The Journal of Analyitic Theology (Vol. 3)

Just a few weeks ago, the third volume of the Journal of Analytic Theology was released… We are very pleased to bring you the third volume of the Journal of Analytic Theology. As with the previous issues, this volume continues to engage in three tasks core to the development of analytic theology (not in anyContinue reading “The Journal of Analyitic Theology (Vol. 3)”

Death… But Life!

Remember, this was the outcome of the Easter story, the history of Jesus Christ, just as death as the wages of sin was its beginning. With Christ’s resurrection from the dead God’s free gift, eternal life, entered the world. He, the dear son, he, the faithful and obedient servant, he who was willing to makeContinue reading “Death… But Life!”

Jonathan Edwards Week – Edwards and Atonement
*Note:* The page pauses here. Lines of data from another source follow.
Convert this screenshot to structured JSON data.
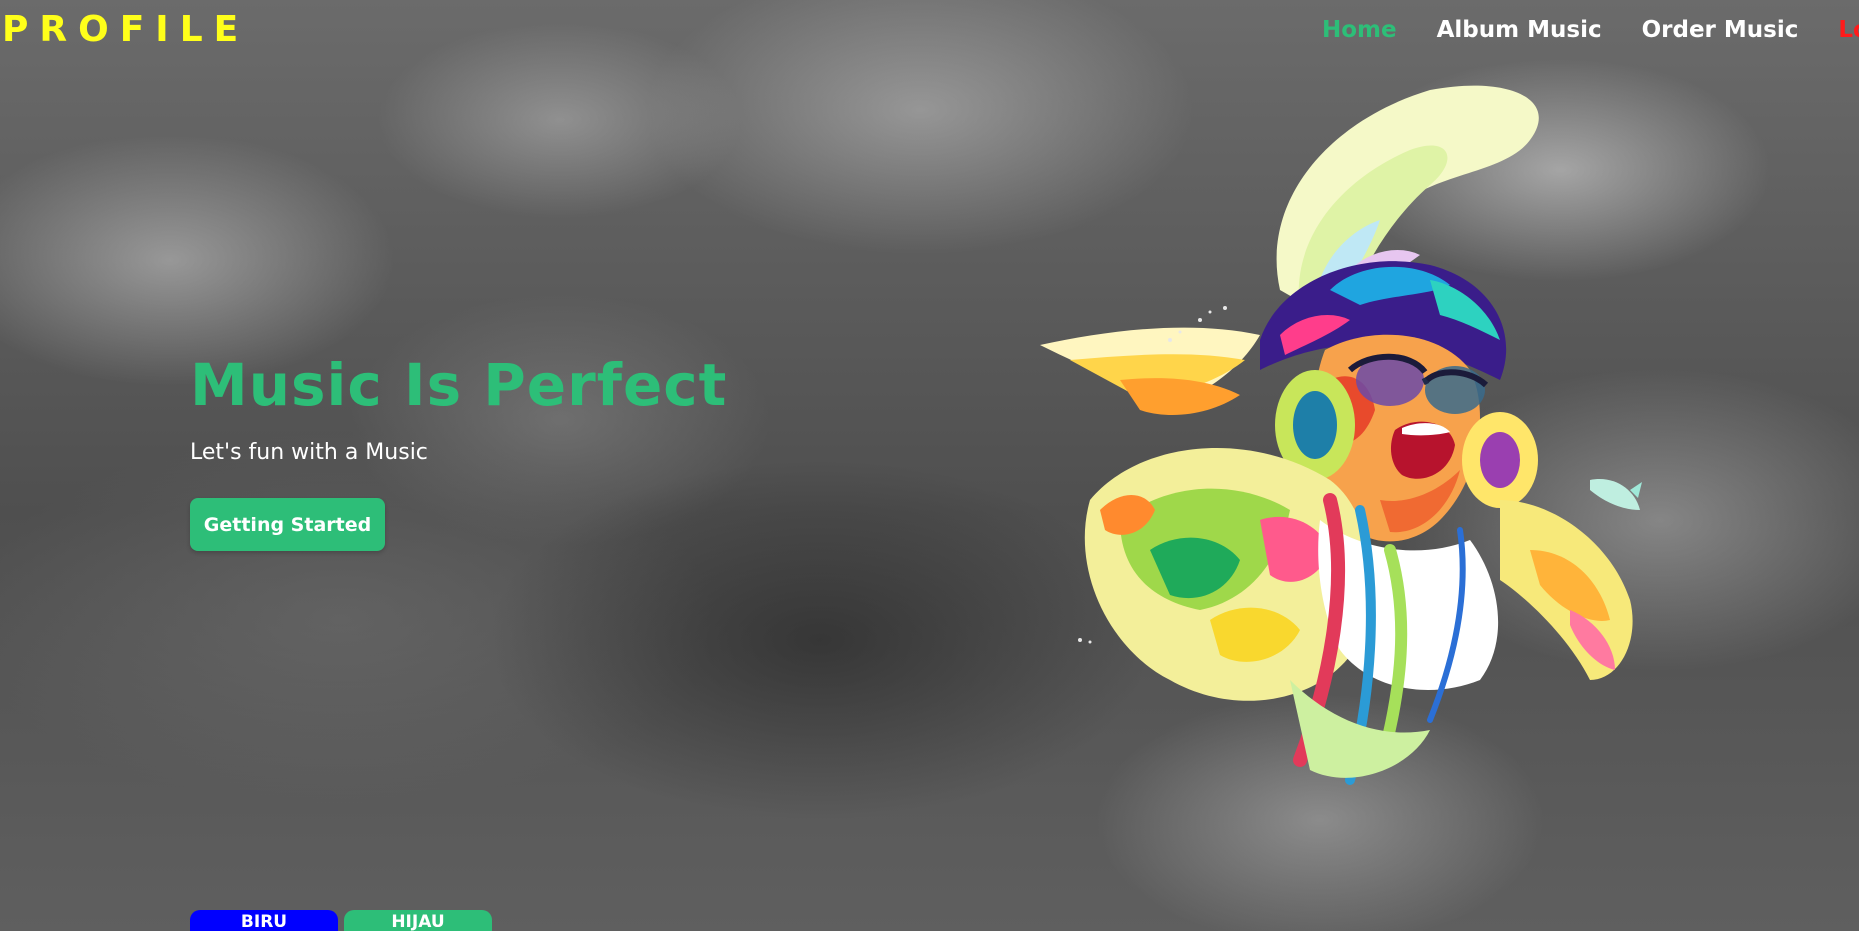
{
  "brand": {
    "title": "PROFILE"
  },
  "nav": {
    "home": "Home",
    "album": "Album Music",
    "order": "Order Music",
    "logout": "Logout"
  },
  "hero": {
    "title": "Music Is Perfect",
    "subtitle": "Let's fun with a Music",
    "cta": "Getting Started"
  },
  "theme": {
    "blue_label": "BIRU",
    "green_label": "HIJAU"
  },
  "colors": {
    "accent_green": "#2dbe78",
    "brand_yellow": "#ffff1a",
    "logout_red": "#ff1a1a",
    "blue": "#0000ff"
  }
}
What does Jonathan Edwards believe when it comes to atonement? Well, its nothing terribly interesting – he takes the traditional reformed line when it comes to this doctrine. However – in one of his miscellanies he says something that has been used by other theologians (John McLeod Campbell initially) to argue that he might haveContinue reading “Jonathan Edwards Week – Edwards and Atonement”

Atonement is Penal and Substitutionary
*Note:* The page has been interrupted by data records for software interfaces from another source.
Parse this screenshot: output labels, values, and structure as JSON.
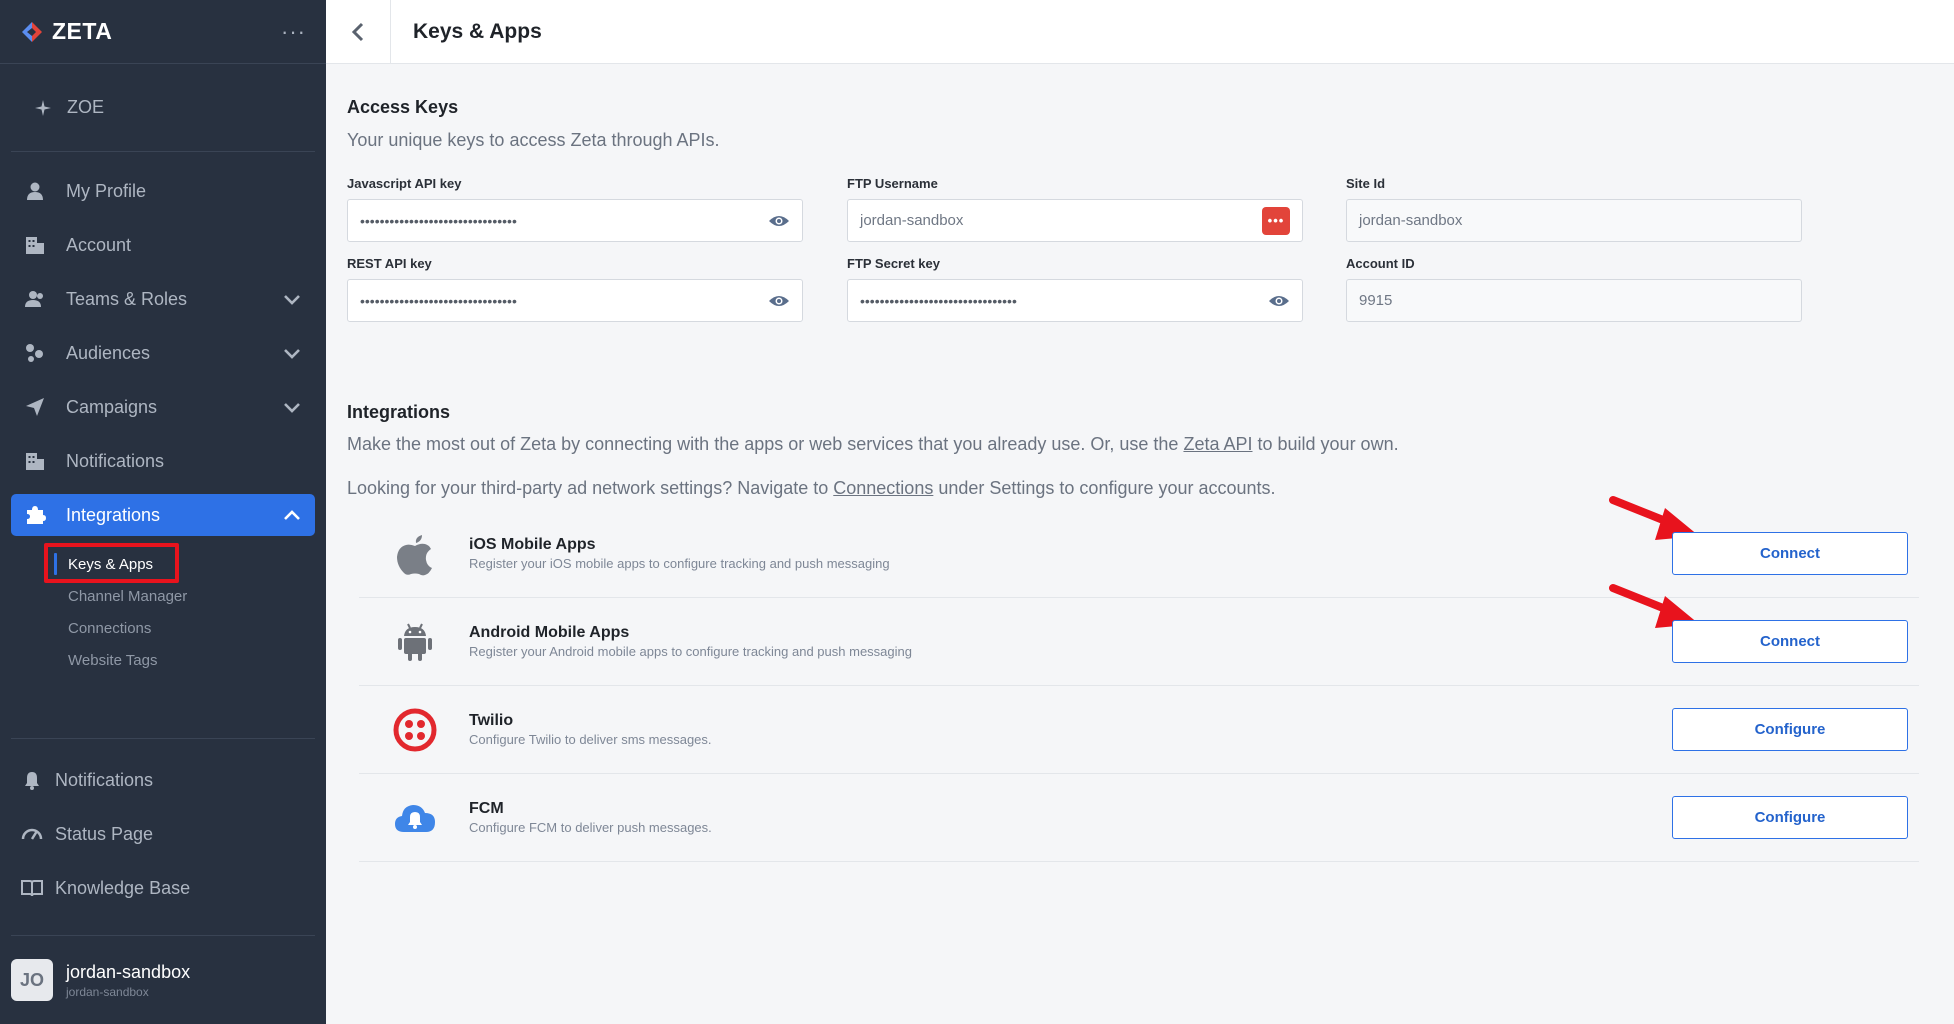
{
  "brand": {
    "name": "ZETA",
    "menu": "···"
  },
  "sidebar": {
    "zoe": "ZOE",
    "items": [
      {
        "label": "My Profile",
        "icon": "user-icon"
      },
      {
        "label": "Account",
        "icon": "building-icon"
      },
      {
        "label": "Teams & Roles",
        "icon": "team-icon"
      },
      {
        "label": "Audiences",
        "icon": "audience-icon"
      },
      {
        "label": "Campaigns",
        "icon": "paper-plane-icon"
      },
      {
        "label": "Notifications",
        "icon": "building-icon"
      },
      {
        "label": "Integrations",
        "icon": "puzzle-icon"
      }
    ],
    "sub_items": [
      "Keys & Apps",
      "Channel Manager",
      "Connections",
      "Website Tags"
    ],
    "bottom": [
      "Notifications",
      "Status Page",
      "Knowledge Base"
    ],
    "user": {
      "initials": "JO",
      "name": "jordan-sandbox",
      "sub": "jordan-sandbox"
    }
  },
  "header": {
    "title": "Keys & Apps"
  },
  "access_keys": {
    "title": "Access Keys",
    "desc": "Your unique keys to access Zeta through APIs.",
    "fields": {
      "js_key": {
        "label": "Javascript API key",
        "value": "••••••••••••••••••••••••••••••••"
      },
      "rest_key": {
        "label": "REST API key",
        "value": "••••••••••••••••••••••••••••••••"
      },
      "ftp_user": {
        "label": "FTP Username",
        "value": "jordan-sandbox",
        "badge": "•••"
      },
      "ftp_secret": {
        "label": "FTP Secret key",
        "value": "••••••••••••••••••••••••••••••••"
      },
      "site_id": {
        "label": "Site Id",
        "value": "jordan-sandbox"
      },
      "account_id": {
        "label": "Account ID",
        "value": "9915"
      }
    }
  },
  "integrations": {
    "title": "Integrations",
    "desc_pre": "Make the most out of Zeta by connecting with the apps or web services that you already use. Or, use the ",
    "desc_link": "Zeta API",
    "desc_post": " to build your own.",
    "desc2_pre": "Looking for your third-party ad network settings? Navigate to ",
    "desc2_link": "Connections",
    "desc2_post": " under Settings to configure your accounts.",
    "items": [
      {
        "name": "iOS Mobile Apps",
        "desc": "Register your iOS mobile apps to configure tracking and push messaging",
        "button": "Connect"
      },
      {
        "name": "Android Mobile Apps",
        "desc": "Register your Android mobile apps to configure tracking and push messaging",
        "button": "Connect"
      },
      {
        "name": "Twilio",
        "desc": "Configure Twilio to deliver sms messages.",
        "button": "Configure"
      },
      {
        "name": "FCM",
        "desc": "Configure FCM to deliver push messages.",
        "button": "Configure"
      }
    ]
  },
  "colors": {
    "sidebar": "#283140",
    "accent": "#2e71e6",
    "annotation": "#e8131d"
  }
}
Atonement is both penal and substitutionary – here is John Webster on what is happening on the cross: He becomes, that is, the bearer of our sins. “Surely,” Isaiah tells us, “Surely he has borne our griefs and carried our sorrows” (53:4); and again: “the Lord has laid on him the iniquity of us all”Continue reading “Atonement is Penal and Substitutionary”

New Books from Baker

I remember the days of “book fairs” at elementary schools. A few weeks before the fair we would get a catalog of all the books we could order. There were Goosebumps, Clifford, Bernstein Bears, and Animorphs books galore. Now that I have grown up I am still getting those catalogs, except now adays its publishersContinue reading “New Books from Baker”

What Lent is Really About

Lent….its that Catholic thing where you punish yourself by not eating chocolate. I grew up in a mixed household, my Dad was Roman Catholic and my Mom grew up Presbyterian but eventually became a charismatic evangelical (notice I didn’t say pentecostal). Although my Dad was Roman Catholic, his Catholicism had very little effect upon theContinue reading “What Lent is Really About”